I feel you totally misrepresent Charles Taylor by claiming his view as Buddhist.
Taylor's approach to epistemology is extremely close to Buddhist philosophy - I consider that to be obvious. I am absolutely sure that he would agree with me on this. I know he is Roman Catholic, but there are extremely close associations between mystical threads in Christian thought and Buddhism. Thomas Merton recognised it from the Christian side, DT Suzuki from the Buddhist side.
It is for this reason that I can legitimately use Taylor's arguments to support Christianity, Buddhism and philsophical scepticism.
The work performed in challenging assumptions has been amongst the most valuable work performed throughout human history. To them claim that as Buddhist is absurd.

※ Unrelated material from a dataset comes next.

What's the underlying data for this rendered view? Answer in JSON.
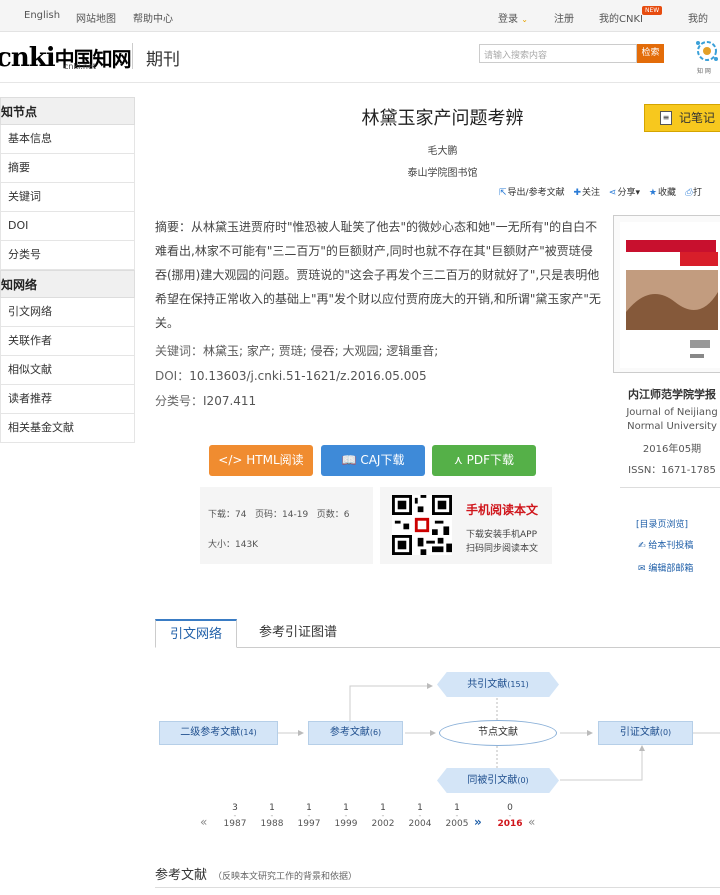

I'm not saying that they are uniquely Buddhist, challenging assumptions is universal. But Buddhism has scepticism about conceptual knowledge at its very heart. Scepticism is to Buddhism what Love is to the Christian. Thats not to see that Christianity is intrinsically credulous, nor Buddhism unloving. But Love is the kernel of Christianity, and the rejection of the illusions caused by belief in false concepts is the kernel of Buddhism.
Skepticism is a tool not an end. It's the water you pour onto the clay to find the gems beneath. Buddhism is the direct opposite of skepticism as the Buddhist surrenders reality by throwing out the gems the skeptic was searching for.
The gem is transcendent, like God is and like the Truth of Buddhism is. Buddhism goes awry when it thinks that enlightenment can be achieved by doing x, y and z. Christianity goes awry when Chrisitans think that they understand who God is, what he likes/dislikes etc. Don't pretend to know this stuff, don't try and use scepticism as a tool to know it. Surrender to ignorance, dismantle your ill-conceived notions and throw them to the dogs. Put yourself in God's hand in all your simplicity and ignorance. Be as Socrates was, as Therese of Lisieux was. Know your ignorance and then you will find your gem - and that it wasn't anything like the gem you thought you were looking for.
I'm not sure what you make of this sentiment - but there are many Christians who have inspired me to make it. It goes without saying that people are wrong to think of Buddhism as some sort of heathen rival to Christinaity (I'm not saying you are doing this). They are extremely complementary with each other - and also to much 'secular' philosphy.
Best wishes, Nikolai